Jeff Bridoux is Lecturer in International Politics/Post-Conflict Reconstruction at the Aberystwyth University. He is the author of American Foreign Policy and Postwar Reconstruction (Routledge, 2011), a monograph seeking to understand the outcome of US-led postwar reconstruction by providing a new analytical framework relying on a Gramscian concept of power. Milja Kurki is Professor at the Department of International Politics. She was the Principal Investigator of the European Research Council funded project 'Political Economies of Democratisation' (2008-2012) and is the author of Causation in International Relations and Democratic Futures (Routledge, 2013).

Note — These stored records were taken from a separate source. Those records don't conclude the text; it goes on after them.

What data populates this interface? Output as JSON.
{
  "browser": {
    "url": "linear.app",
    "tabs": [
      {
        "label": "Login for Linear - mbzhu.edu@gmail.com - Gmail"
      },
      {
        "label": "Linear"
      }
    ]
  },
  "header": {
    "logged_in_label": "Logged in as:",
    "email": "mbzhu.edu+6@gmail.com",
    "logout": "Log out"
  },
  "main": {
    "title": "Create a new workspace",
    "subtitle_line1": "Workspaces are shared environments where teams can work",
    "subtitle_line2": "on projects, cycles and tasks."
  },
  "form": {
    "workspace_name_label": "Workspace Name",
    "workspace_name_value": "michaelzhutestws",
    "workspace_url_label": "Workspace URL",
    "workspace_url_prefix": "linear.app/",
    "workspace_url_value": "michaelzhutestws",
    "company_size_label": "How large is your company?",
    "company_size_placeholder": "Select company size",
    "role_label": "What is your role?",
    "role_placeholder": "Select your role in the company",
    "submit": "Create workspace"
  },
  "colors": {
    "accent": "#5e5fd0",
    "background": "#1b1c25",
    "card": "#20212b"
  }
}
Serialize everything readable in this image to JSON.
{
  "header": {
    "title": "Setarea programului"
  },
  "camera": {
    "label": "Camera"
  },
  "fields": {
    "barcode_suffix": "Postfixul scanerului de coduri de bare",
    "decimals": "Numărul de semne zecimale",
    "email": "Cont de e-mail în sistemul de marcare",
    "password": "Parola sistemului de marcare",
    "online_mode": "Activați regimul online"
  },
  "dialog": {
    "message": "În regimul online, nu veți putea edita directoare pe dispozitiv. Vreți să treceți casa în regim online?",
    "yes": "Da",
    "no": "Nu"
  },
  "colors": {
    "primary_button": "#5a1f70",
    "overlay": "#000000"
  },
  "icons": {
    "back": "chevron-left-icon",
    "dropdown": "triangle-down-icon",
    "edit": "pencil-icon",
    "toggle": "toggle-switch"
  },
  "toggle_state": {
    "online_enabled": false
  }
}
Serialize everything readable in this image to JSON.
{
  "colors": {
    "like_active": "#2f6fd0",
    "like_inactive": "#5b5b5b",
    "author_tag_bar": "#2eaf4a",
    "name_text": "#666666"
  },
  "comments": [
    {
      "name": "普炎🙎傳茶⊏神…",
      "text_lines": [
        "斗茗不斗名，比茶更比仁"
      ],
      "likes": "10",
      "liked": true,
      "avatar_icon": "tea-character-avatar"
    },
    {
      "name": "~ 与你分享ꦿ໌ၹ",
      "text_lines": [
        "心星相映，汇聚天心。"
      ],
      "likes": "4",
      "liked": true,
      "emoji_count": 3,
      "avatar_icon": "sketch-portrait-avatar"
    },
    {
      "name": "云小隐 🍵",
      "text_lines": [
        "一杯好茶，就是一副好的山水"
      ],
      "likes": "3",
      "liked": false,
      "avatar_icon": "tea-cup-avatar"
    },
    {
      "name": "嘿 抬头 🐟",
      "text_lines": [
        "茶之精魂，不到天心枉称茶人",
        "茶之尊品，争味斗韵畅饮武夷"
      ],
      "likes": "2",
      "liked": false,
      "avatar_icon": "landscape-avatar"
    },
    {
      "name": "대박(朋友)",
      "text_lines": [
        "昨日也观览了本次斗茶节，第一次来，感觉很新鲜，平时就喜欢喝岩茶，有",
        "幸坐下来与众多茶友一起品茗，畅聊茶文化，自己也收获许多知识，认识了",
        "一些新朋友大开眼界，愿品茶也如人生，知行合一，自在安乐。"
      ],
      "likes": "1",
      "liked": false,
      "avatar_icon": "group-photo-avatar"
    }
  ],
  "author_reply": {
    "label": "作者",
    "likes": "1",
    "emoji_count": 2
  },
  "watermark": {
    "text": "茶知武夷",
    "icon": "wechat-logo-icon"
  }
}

Chapter 1. Introduction, Chapter 2. Who does democracy promotion and how? Chapter 3. Is democracy promotion about defence of values or about the safeguarding of interests? Chapter 4. Is Democracy Promotion Regime Change? Chapter 5. Is democracy promotion context sensitive? Chapter 6. Is democracy promotion really limited to achieving political reform or does it aim to advance liberal economic reform?Chapter 7. Is democracy promotion reflective of and constructive of 'hegemonic' power relations? Conclusion: Democracy Promotion: What's Next?